He took up his position as viceroy on July 7, 1707. He was able to send back an enormous sum of money (1,600,000 pesos) to the king to cover some of the costs of the war. This was possible in part because of the discovery of the mines in Caraboya. The collection of the money caused many protests, especially among the merchants, who brought suit against the viceroy many times in the Tribunal del Consulado. The merchants also opposed his opening of the port of Callao to French shipping.

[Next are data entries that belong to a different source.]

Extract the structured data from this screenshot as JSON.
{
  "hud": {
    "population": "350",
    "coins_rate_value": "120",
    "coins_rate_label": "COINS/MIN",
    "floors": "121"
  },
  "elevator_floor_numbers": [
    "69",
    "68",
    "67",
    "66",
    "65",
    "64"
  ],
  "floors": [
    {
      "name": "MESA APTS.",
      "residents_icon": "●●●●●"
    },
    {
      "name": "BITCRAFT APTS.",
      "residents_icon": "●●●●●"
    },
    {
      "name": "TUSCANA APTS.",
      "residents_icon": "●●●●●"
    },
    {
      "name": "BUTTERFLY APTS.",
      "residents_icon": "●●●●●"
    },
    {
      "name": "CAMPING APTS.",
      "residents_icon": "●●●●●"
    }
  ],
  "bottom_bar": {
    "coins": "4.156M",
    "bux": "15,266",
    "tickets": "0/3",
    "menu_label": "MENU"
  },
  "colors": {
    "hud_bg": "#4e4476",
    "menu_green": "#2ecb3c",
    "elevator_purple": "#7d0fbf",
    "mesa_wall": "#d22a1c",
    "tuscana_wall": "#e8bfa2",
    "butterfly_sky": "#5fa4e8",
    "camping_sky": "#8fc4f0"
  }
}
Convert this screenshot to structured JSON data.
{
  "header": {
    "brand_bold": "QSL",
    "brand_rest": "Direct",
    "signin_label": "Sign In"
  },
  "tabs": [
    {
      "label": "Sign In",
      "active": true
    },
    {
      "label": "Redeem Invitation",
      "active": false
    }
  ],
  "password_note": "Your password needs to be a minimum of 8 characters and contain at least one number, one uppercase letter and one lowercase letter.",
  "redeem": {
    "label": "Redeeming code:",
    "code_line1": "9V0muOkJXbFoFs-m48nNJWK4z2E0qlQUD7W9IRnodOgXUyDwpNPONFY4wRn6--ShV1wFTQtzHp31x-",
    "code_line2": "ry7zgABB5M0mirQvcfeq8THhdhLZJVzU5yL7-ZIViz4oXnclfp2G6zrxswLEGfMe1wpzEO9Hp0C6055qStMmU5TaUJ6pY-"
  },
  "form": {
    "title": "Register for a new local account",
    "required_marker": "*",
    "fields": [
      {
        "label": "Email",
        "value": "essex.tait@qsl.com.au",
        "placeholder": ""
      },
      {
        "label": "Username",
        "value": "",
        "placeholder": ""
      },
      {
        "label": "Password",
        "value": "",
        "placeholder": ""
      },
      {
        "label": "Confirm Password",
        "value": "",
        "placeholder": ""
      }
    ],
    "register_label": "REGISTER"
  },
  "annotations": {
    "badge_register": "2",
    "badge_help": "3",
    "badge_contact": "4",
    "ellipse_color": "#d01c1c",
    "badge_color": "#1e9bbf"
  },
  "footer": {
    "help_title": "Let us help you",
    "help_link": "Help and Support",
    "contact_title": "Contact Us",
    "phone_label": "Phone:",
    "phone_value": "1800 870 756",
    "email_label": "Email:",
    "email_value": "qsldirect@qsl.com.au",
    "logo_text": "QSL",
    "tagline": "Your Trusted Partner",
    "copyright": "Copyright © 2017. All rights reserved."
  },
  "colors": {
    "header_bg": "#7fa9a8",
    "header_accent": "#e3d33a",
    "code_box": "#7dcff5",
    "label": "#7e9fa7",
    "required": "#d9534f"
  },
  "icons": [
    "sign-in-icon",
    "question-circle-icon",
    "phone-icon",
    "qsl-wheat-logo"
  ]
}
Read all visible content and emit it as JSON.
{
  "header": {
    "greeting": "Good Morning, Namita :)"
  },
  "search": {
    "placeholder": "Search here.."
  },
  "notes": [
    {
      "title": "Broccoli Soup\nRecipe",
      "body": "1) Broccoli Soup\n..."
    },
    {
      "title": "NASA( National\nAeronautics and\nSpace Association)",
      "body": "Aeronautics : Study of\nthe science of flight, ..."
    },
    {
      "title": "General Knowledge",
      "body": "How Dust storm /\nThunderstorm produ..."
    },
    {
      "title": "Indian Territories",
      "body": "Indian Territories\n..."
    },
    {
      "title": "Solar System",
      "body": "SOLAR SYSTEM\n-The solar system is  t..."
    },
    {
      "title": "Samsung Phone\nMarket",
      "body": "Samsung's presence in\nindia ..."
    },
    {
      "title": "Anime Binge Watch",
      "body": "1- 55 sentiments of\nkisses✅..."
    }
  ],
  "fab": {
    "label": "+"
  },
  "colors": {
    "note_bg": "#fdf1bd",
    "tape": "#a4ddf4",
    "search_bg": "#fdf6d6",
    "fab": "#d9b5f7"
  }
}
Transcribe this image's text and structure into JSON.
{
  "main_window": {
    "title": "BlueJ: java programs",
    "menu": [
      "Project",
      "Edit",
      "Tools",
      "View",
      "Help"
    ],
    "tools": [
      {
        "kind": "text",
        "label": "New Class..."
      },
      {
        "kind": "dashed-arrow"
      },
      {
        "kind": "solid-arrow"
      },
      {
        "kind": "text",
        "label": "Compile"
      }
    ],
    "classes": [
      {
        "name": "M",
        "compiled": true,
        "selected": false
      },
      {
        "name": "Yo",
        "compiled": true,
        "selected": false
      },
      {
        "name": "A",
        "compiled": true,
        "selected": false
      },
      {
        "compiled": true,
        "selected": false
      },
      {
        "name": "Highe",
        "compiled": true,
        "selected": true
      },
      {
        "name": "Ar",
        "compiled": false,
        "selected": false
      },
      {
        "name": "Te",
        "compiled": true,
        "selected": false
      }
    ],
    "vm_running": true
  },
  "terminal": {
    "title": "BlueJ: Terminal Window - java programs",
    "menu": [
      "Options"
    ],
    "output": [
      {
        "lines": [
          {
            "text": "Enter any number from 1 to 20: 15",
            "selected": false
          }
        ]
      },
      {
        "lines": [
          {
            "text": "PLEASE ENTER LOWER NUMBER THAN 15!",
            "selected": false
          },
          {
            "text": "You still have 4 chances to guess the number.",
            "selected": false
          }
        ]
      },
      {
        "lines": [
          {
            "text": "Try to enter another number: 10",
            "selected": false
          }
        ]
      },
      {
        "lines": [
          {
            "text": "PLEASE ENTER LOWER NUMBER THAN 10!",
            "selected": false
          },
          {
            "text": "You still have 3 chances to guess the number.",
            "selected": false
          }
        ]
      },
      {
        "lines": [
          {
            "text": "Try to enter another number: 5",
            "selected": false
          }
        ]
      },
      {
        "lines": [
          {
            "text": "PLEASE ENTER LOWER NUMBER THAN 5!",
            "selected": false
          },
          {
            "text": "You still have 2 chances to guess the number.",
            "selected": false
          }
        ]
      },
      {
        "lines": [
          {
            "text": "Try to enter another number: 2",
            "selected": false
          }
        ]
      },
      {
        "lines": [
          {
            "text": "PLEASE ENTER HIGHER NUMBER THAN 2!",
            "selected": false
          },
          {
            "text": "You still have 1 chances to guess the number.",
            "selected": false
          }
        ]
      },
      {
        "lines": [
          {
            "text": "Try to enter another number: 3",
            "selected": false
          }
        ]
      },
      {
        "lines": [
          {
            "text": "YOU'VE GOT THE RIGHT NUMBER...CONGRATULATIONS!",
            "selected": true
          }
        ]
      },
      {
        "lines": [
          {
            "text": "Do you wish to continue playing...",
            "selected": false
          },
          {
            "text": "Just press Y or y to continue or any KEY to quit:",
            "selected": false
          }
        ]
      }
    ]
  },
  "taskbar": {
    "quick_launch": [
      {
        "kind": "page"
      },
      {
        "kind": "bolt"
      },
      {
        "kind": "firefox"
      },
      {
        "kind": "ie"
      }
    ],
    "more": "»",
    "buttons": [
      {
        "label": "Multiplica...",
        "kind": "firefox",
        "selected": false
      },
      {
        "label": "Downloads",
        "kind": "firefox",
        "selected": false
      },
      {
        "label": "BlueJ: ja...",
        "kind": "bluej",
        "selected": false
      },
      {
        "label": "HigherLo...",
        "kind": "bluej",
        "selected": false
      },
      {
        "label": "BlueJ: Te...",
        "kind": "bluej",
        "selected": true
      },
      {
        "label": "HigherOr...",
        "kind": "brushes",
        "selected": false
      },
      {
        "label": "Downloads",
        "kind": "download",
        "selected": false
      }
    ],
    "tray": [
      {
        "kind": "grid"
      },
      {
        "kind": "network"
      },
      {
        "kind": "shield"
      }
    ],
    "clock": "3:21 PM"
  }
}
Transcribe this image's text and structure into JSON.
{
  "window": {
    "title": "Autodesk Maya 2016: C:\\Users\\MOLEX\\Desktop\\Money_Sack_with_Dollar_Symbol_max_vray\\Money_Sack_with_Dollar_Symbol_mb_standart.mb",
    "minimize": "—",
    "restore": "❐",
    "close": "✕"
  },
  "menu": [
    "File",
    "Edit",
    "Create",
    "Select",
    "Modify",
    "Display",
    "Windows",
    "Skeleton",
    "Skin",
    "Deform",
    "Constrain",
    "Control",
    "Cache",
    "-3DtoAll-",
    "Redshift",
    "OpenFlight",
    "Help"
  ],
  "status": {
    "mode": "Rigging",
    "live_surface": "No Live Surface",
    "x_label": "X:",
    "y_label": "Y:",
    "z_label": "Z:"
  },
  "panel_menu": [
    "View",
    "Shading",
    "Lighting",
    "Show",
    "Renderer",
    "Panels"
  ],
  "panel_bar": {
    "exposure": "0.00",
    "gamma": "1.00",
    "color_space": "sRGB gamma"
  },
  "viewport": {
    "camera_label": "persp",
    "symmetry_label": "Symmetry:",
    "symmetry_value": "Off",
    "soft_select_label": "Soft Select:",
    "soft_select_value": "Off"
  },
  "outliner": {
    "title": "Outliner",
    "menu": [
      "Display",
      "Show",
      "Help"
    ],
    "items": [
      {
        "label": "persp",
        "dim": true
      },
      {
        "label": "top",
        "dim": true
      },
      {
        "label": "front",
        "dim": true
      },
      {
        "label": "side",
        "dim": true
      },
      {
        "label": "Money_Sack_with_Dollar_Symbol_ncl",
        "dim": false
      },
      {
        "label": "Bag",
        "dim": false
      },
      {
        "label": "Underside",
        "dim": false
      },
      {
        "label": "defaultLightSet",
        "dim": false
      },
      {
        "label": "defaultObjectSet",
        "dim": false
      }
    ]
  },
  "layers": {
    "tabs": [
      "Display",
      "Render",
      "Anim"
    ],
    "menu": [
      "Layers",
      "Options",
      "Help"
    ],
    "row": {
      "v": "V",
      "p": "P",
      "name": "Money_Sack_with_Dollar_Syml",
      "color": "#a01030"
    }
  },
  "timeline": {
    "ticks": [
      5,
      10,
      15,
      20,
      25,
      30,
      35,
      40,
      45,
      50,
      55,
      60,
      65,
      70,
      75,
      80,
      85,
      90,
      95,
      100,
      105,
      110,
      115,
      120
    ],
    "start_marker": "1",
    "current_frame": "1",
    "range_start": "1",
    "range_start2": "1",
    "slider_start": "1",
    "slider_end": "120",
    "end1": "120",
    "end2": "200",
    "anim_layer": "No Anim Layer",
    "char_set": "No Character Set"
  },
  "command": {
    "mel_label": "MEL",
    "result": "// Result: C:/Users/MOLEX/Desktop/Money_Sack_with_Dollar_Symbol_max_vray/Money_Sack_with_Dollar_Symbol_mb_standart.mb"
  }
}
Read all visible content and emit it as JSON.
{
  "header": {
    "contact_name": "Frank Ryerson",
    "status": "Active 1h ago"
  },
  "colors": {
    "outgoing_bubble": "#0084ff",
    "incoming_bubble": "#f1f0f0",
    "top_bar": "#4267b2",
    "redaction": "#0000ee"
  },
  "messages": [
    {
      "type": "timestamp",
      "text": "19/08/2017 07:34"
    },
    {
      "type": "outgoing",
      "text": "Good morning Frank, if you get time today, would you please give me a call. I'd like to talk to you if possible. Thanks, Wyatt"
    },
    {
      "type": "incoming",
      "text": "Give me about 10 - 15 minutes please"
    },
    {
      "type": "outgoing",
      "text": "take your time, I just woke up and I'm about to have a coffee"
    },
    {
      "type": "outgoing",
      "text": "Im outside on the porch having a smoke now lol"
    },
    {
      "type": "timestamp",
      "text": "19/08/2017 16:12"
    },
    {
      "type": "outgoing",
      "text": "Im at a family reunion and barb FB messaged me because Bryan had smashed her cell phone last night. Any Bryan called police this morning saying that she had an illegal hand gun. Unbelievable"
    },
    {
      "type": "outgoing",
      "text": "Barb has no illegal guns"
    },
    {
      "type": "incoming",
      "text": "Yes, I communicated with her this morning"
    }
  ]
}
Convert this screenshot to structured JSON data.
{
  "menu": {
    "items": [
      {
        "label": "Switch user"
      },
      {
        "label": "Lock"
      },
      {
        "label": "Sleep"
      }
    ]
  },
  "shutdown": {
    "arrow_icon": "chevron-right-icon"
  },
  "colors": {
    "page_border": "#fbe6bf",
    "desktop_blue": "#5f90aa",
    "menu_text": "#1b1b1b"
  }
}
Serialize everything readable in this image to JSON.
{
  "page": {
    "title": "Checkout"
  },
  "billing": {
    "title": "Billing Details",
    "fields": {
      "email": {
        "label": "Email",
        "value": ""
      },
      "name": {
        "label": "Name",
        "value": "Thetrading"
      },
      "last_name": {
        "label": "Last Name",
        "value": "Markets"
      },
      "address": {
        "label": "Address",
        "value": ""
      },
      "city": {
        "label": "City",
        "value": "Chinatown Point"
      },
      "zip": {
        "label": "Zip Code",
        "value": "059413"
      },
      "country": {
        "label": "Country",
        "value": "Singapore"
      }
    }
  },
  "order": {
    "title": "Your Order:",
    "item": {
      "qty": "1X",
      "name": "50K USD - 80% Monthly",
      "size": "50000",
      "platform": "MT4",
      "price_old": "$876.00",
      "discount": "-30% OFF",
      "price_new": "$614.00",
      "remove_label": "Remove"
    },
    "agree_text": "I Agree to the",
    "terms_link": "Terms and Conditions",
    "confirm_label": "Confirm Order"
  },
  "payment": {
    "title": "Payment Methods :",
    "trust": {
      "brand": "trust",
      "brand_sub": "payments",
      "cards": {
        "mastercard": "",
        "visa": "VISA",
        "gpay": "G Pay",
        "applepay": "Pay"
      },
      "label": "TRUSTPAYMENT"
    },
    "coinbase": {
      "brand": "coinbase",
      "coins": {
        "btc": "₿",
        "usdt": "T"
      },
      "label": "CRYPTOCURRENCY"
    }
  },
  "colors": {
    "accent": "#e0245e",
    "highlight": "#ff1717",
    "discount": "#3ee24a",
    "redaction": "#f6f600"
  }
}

To this problem were added others: the increase in French contraband and the English attacks on the coast, especially those of Charles Wager and Thomas Colb in 1708 and those of Woodes Rogers between 1709 and 1711. To deal with the attacks, the viceroy tried to form a navy, recruiting men by means of a levy.

In 1709 he was accused of embezzlement and dealing in contraband. French merchandise had saturated the market, but most of it was landed at Pisco without duty being paid. (Pisco was a small port about 200 km south of Lima.) Members of the viceroy's family were apparently involved in the contraband. He was nearly stripped of his office, but the favor of the king and the large amounts of money he was remitting to Spain worked in his favor. His property in Catalonia was, however, confiscated, but was returned to his heirs in 1714.

He did reach an agreement with the merchants, whereby in return for their financial help he would expel the French from the viceroyalty. This was not a success, because the treasure ships he sent back from Panama to Spain thereby lost the protection of the French and were vulnerable to the English established in Jamaica.


He was an educated and cultured man, and a man of letters. He translated the hymns of Saint Thomas Aquinas and wrote the dramas El Mejor Escudo de Perseo and Triunfos del Amor y del Poder and the comic sketch A cantar un villancico. He founded a literary academy on September 23, 1709 and promoted weekly literary discussions in the palace that attracted some of Lima's best writers. These included the famous Criollo scholar Pedro Peralta y Barnuevo. He was the patron of several Indigenous poets. He introduced French and Italian fashions in the viceroyalty and composed some musical work.

The Italian musician Rocco Cerruti (1688-1760) had arrived in Peru with the viceroy.


Manuel de Oms y de Santa Pau died of illness in Lima on April 24, 1710. His heart was returned to Spain, and his body was entombed in San Francisco (Lima). Miguel Núñez de Sanabria, president of the Audiencia of Lima took over governmental functions on an interim basis.

External links[edit]

Government offices
Preceded by
Miguel Núñez de Sanabria
Viceroy of Peru
1707 – 1710
Succeeded by
Miguel Núñez de Sanabria